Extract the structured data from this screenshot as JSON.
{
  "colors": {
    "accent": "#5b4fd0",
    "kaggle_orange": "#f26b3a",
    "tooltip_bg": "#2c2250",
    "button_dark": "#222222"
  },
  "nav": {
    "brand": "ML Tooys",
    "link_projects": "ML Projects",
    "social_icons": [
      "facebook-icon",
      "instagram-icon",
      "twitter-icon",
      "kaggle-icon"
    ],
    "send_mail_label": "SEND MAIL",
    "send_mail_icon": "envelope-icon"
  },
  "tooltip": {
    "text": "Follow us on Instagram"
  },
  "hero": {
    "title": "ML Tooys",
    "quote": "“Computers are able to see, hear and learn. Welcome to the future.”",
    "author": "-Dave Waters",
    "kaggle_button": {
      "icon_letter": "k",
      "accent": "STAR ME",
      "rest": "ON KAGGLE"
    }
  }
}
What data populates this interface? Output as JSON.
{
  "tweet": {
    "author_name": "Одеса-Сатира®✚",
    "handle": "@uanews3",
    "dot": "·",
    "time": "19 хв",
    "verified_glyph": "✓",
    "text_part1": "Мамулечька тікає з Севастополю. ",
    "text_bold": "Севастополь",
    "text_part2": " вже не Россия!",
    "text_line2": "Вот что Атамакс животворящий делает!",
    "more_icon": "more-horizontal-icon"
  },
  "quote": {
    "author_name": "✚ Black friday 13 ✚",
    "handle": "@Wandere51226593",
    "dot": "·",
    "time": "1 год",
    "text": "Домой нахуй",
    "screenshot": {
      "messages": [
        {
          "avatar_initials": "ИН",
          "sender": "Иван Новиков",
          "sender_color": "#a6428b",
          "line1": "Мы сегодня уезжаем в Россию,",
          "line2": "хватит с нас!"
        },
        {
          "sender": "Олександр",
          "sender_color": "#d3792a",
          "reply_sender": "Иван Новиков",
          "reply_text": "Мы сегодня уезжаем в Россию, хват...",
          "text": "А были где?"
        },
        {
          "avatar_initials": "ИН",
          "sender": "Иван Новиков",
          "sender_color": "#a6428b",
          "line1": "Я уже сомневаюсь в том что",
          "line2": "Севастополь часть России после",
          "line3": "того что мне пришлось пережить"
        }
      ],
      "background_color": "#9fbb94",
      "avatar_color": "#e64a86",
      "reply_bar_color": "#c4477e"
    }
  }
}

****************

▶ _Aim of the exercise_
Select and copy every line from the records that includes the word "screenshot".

▶ _Reply to the exercise_
Extract the structured data from this screenshot as JSON.
    "screenshot": {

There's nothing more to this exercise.